Entries shown =
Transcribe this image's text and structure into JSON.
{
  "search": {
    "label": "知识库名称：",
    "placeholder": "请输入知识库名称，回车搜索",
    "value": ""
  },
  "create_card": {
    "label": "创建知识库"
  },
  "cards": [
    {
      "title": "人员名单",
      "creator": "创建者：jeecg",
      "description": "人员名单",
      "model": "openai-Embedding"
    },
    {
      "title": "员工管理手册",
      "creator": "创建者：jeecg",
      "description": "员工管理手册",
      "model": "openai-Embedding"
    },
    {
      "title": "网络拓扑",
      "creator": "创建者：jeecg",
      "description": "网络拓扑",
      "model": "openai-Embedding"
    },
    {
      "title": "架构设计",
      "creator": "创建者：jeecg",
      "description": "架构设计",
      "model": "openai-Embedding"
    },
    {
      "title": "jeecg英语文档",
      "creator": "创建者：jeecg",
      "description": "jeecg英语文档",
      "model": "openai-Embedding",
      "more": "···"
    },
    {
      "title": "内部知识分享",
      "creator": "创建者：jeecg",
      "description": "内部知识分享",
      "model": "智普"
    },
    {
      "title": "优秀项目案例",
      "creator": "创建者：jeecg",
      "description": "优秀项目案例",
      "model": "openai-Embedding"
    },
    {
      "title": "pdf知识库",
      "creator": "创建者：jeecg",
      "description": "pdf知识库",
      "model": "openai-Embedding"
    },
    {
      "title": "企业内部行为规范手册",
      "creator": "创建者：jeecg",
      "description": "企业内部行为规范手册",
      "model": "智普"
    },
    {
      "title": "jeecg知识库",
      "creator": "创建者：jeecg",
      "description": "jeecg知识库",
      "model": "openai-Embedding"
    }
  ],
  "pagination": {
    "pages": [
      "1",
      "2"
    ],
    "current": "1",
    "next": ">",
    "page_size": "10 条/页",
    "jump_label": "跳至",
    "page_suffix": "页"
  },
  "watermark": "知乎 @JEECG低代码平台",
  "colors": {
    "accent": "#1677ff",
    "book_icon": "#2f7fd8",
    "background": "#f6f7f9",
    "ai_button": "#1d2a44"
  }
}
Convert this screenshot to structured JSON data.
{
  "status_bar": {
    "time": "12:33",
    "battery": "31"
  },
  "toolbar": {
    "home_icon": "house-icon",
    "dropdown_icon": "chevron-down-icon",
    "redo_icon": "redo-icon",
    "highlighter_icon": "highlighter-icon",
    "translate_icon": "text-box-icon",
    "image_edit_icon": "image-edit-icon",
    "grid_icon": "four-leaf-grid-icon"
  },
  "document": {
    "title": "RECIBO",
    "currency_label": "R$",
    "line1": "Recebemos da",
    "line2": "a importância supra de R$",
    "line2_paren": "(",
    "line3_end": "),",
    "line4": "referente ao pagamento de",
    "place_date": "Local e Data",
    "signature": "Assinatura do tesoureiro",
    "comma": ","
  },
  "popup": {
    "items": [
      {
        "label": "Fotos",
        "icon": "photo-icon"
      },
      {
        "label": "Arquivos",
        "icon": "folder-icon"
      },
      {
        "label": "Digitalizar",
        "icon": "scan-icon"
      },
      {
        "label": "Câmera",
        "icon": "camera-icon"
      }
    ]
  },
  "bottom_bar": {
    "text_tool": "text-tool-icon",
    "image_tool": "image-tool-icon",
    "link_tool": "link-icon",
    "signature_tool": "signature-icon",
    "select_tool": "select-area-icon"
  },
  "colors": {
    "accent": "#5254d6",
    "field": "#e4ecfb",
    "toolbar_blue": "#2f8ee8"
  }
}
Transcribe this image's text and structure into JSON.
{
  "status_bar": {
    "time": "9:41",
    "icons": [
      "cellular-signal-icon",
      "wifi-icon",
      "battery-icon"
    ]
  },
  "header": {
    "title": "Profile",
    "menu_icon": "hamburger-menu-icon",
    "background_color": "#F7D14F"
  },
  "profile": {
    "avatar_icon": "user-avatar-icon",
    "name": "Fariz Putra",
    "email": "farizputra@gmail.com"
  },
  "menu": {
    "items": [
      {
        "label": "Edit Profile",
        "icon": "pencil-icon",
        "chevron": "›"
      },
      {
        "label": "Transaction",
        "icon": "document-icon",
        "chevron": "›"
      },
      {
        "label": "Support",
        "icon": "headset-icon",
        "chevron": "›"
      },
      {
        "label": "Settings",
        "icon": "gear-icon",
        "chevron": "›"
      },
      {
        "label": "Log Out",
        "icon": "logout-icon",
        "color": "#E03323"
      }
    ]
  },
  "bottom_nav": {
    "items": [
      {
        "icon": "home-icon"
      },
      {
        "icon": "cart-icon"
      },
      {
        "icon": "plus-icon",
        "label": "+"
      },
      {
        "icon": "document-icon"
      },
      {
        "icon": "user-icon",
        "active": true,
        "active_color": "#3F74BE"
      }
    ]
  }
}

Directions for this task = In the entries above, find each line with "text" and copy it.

Answer space =
Transcribe this image's text and structure into JSON.
    "translate_icon": "text-box-icon",
    "text_tool": "text-tool-icon",
Transcribe this image's text and structure into JSON.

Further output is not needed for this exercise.